Exercise description: Exactly as they appear, output all of the records. Skip any images.

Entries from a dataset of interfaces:
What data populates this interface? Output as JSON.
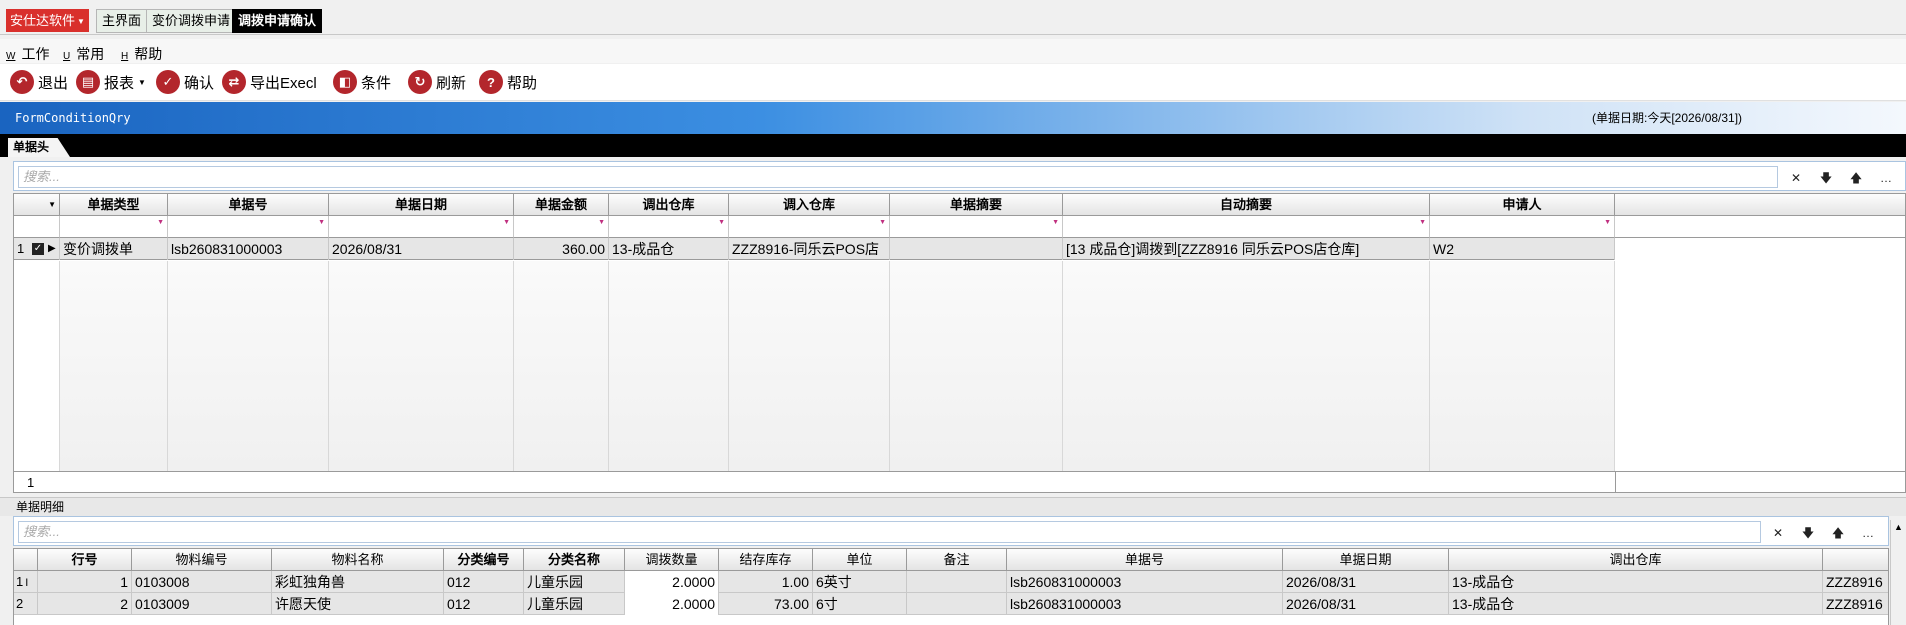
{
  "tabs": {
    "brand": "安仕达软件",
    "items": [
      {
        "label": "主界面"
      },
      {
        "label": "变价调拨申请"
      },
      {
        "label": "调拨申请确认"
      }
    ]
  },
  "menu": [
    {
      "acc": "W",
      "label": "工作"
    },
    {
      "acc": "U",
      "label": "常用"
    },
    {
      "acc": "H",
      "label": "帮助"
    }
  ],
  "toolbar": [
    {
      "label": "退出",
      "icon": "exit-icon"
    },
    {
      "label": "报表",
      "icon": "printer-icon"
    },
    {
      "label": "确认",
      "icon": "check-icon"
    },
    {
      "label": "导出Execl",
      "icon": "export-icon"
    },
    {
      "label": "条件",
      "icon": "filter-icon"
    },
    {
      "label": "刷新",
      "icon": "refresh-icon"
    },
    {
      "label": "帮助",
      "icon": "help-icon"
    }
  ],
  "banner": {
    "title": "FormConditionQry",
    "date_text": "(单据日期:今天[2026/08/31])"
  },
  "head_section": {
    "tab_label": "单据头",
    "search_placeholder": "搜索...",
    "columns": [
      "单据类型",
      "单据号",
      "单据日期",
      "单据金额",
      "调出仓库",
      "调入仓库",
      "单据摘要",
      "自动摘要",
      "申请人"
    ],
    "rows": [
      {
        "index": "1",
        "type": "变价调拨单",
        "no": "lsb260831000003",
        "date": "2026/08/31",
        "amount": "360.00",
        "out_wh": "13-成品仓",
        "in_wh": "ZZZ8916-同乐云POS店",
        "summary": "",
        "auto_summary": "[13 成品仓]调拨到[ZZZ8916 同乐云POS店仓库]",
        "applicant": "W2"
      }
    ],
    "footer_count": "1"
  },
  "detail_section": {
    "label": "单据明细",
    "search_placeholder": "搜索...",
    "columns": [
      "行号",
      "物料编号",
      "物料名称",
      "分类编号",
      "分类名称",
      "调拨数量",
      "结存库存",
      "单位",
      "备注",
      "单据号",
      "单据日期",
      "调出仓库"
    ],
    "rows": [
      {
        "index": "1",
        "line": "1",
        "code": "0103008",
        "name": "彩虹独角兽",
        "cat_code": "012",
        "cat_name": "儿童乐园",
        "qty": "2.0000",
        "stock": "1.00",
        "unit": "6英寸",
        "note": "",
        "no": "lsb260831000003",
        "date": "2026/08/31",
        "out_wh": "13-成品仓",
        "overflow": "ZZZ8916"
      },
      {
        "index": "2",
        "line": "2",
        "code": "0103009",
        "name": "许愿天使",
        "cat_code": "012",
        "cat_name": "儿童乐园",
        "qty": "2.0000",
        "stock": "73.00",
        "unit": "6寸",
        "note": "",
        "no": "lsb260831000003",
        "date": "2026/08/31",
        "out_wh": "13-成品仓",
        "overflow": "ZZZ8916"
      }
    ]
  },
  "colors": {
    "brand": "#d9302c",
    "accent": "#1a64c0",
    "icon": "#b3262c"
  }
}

Reply:
What data populates this interface? Output as JSON.
{
  "tabs": {
    "brand": "安仕达软件",
    "items": [
      {
        "label": "主界面"
      },
      {
        "label": "变价调拨申请"
      },
      {
        "label": "调拨申请确认"
      }
    ]
  },
  "menu": [
    {
      "acc": "W",
      "label": "工作"
    },
    {
      "acc": "U",
      "label": "常用"
    },
    {
      "acc": "H",
      "label": "帮助"
    }
  ],
  "toolbar": [
    {
      "label": "退出",
      "icon": "exit-icon"
    },
    {
      "label": "报表",
      "icon": "printer-icon"
    },
    {
      "label": "确认",
      "icon": "check-icon"
    },
    {
      "label": "导出Execl",
      "icon": "export-icon"
    },
    {
      "label": "条件",
      "icon": "filter-icon"
    },
    {
      "label": "刷新",
      "icon": "refresh-icon"
    },
    {
      "label": "帮助",
      "icon": "help-icon"
    }
  ],
  "banner": {
    "title": "FormConditionQry",
    "date_text": "(单据日期:今天[2026/08/31])"
  },
  "head_section": {
    "tab_label": "单据头",
    "search_placeholder": "搜索...",
    "columns": [
      "单据类型",
      "单据号",
      "单据日期",
      "单据金额",
      "调出仓库",
      "调入仓库",
      "单据摘要",
      "自动摘要",
      "申请人"
    ],
    "rows": [
      {
        "index": "1",
        "type": "变价调拨单",
        "no": "lsb260831000003",
        "date": "2026/08/31",
        "amount": "360.00",
        "out_wh": "13-成品仓",
        "in_wh": "ZZZ8916-同乐云POS店",
        "summary": "",
        "auto_summary": "[13 成品仓]调拨到[ZZZ8916 同乐云POS店仓库]",
        "applicant": "W2"
      }
    ],
    "footer_count": "1"
  },
  "detail_section": {
    "label": "单据明细",
    "search_placeholder": "搜索...",
    "columns": [
      "行号",
      "物料编号",
      "物料名称",
      "分类编号",
      "分类名称",
      "调拨数量",
      "结存库存",
      "单位",
      "备注",
      "单据号",
      "单据日期",
      "调出仓库"
    ],
    "rows": [
      {
        "index": "1",
        "line": "1",
        "code": "0103008",
        "name": "彩虹独角兽",
        "cat_code": "012",
        "cat_name": "儿童乐园",
        "qty": "2.0000",
        "stock": "1.00",
        "unit": "6英寸",
        "note": "",
        "no": "lsb260831000003",
        "date": "2026/08/31",
        "out_wh": "13-成品仓",
        "overflow": "ZZZ8916"
      },
      {
        "index": "2",
        "line": "2",
        "code": "0103009",
        "name": "许愿天使",
        "cat_code": "012",
        "cat_name": "儿童乐园",
        "qty": "2.0000",
        "stock": "73.00",
        "unit": "6寸",
        "note": "",
        "no": "lsb260831000003",
        "date": "2026/08/31",
        "out_wh": "13-成品仓",
        "overflow": "ZZZ8916"
      }
    ]
  },
  "colors": {
    "brand": "#d9302c",
    "accent": "#1a64c0",
    "icon": "#b3262c"
  }
}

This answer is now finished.